**WHAT THE TASK ASKS:** Copy out, from the data below, each line in which the word "handle" occurs.

[[ RECORDS FOR THE EXERCISE, beginning ]]

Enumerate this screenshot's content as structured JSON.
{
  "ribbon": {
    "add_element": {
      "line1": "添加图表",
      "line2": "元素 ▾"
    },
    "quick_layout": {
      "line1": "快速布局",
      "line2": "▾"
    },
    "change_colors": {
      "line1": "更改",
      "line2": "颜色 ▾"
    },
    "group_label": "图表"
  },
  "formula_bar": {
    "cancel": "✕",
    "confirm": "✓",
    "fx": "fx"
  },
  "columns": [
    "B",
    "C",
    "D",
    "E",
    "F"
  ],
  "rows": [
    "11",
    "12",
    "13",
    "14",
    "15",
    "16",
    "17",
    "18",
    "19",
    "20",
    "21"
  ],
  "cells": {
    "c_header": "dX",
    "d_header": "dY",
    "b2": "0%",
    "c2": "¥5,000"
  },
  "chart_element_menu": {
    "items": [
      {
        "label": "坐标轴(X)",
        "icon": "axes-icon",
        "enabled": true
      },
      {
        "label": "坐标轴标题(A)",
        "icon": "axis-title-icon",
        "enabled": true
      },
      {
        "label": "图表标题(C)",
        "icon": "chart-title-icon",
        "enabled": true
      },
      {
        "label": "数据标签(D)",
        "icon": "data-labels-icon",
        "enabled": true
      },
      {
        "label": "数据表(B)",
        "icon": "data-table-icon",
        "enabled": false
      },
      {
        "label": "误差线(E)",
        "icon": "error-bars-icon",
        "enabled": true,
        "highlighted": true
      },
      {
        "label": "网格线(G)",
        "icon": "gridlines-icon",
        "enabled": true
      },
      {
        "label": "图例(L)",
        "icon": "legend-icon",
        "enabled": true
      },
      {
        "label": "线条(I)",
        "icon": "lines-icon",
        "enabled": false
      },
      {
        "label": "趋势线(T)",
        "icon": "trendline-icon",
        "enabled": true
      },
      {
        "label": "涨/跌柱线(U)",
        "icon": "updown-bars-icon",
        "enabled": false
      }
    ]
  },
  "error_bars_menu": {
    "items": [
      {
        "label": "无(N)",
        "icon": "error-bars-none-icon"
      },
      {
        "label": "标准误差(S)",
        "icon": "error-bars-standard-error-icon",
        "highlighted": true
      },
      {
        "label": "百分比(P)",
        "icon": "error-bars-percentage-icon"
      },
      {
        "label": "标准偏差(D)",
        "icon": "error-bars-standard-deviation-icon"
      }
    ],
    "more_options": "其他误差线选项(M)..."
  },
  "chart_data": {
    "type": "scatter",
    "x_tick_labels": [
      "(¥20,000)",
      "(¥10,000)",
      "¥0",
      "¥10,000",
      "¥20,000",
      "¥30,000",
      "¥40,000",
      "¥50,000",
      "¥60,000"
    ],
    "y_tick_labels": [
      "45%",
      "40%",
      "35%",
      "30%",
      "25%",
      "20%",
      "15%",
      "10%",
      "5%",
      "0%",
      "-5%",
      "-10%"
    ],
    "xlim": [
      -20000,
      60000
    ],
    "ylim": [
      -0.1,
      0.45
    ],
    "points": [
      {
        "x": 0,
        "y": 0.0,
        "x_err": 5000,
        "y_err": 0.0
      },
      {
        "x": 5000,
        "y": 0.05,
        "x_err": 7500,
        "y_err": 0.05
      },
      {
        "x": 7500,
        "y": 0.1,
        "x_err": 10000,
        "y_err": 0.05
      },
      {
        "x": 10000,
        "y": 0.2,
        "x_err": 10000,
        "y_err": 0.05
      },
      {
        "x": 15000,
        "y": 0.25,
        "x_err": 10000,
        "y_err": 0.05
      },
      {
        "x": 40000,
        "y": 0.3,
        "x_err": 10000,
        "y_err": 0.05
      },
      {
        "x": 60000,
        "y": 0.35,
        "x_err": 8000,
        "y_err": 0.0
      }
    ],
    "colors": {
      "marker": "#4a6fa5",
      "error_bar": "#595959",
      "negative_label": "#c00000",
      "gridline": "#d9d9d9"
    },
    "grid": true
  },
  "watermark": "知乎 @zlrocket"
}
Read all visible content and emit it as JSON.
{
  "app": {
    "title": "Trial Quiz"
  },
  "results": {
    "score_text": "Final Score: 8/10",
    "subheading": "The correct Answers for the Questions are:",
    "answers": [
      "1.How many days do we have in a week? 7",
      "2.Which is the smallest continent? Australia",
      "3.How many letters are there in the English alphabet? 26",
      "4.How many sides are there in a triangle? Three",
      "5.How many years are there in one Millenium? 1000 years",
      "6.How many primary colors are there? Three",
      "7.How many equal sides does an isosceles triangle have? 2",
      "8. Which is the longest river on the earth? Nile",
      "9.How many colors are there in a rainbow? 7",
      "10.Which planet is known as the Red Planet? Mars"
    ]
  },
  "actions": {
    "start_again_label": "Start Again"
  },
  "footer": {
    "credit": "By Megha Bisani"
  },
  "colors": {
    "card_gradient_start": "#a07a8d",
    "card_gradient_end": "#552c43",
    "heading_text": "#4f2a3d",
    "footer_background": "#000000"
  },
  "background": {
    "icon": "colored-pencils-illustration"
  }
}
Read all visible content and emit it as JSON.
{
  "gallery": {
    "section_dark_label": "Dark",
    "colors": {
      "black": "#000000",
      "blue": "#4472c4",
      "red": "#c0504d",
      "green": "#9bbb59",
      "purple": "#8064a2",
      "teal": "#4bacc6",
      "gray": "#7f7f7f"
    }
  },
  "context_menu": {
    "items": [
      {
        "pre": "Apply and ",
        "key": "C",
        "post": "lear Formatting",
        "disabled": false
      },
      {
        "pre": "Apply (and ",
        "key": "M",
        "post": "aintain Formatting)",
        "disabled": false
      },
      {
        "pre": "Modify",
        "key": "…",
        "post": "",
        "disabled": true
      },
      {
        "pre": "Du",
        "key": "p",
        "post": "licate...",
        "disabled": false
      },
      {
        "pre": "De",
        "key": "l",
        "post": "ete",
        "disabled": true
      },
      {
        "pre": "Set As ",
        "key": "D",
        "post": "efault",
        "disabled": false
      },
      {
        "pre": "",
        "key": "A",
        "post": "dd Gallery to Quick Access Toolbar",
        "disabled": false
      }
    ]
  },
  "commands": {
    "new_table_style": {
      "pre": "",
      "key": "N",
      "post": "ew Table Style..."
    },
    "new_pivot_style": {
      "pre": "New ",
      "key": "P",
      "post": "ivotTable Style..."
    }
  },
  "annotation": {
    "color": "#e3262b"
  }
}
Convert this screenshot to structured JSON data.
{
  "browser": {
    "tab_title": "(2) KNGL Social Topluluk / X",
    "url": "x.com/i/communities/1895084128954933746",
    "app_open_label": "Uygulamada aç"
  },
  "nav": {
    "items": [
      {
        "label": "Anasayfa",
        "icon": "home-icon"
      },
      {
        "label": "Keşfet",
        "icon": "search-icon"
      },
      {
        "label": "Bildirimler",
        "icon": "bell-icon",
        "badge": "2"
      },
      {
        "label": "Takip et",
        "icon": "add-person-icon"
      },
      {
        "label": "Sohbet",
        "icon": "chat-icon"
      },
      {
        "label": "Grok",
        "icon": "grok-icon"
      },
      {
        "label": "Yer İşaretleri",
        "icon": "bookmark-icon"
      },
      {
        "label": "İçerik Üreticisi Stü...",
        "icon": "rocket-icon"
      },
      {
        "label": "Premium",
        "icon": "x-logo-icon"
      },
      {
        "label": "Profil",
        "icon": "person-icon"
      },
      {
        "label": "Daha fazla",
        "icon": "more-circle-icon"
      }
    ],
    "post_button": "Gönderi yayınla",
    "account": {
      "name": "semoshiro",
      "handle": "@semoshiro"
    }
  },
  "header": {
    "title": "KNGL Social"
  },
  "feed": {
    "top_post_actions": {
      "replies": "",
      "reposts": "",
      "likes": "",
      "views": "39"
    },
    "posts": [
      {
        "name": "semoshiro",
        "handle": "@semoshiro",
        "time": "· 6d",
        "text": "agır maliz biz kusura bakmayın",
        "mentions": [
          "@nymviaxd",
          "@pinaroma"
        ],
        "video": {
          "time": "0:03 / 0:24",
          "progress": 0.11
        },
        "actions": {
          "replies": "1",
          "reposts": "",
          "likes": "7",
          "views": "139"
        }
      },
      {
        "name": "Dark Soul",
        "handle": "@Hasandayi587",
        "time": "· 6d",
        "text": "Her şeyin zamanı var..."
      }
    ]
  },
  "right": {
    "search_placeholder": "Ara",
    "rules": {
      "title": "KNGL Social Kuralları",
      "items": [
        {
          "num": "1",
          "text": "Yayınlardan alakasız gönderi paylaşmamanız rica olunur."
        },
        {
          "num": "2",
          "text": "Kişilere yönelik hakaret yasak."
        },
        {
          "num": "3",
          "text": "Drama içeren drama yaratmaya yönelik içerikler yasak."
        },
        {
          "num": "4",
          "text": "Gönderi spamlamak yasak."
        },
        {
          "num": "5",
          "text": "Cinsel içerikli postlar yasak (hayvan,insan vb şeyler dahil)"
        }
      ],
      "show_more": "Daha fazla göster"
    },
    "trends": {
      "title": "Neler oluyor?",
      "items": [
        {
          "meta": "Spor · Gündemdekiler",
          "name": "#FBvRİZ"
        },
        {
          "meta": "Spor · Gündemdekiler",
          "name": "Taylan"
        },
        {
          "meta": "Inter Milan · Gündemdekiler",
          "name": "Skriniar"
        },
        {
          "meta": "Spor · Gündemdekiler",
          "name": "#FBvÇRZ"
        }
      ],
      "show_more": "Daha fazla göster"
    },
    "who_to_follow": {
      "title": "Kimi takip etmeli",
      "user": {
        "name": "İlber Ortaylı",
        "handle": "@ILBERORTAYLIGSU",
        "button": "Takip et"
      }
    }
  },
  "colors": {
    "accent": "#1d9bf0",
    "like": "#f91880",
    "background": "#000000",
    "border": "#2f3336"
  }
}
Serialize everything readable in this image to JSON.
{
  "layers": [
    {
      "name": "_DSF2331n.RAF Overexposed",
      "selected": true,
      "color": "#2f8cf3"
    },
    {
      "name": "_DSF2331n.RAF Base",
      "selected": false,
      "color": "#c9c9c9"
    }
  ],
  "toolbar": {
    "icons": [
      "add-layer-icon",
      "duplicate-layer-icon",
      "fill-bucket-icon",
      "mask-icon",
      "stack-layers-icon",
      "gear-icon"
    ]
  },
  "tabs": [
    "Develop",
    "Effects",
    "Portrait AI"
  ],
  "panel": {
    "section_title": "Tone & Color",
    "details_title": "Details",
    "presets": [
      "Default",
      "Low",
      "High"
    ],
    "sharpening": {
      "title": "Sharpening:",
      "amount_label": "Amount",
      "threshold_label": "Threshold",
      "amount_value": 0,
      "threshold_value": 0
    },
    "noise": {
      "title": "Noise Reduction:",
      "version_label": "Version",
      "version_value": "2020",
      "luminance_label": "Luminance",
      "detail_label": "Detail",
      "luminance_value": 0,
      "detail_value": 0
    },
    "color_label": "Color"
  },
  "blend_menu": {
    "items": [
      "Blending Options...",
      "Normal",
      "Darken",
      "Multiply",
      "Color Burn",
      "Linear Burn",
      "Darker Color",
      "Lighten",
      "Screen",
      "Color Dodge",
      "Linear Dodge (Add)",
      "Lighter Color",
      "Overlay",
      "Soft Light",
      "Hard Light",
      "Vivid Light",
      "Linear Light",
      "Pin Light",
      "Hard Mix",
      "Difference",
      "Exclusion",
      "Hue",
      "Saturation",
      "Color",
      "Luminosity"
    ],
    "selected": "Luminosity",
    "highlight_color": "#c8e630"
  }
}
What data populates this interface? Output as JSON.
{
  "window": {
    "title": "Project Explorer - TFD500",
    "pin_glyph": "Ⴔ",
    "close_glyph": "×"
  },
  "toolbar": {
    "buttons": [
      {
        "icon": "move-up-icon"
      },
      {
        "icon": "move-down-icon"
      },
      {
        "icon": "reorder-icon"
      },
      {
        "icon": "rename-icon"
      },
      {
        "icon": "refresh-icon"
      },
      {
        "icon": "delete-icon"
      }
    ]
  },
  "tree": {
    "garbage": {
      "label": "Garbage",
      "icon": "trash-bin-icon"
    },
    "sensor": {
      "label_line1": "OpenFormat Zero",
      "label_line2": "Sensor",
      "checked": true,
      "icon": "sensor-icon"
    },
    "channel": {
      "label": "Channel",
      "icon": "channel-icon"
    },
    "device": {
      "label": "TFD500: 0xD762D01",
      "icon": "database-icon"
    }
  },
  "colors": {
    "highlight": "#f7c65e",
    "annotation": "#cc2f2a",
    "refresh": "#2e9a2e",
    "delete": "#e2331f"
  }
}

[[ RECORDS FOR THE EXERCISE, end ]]

**RESULT FOR THIS TASK:**
      "handle": "@semoshiro"
        "handle": "@semoshiro",
        "handle": "@Hasandayi587",
        "handle": "@ILBERORTAYLIGSU",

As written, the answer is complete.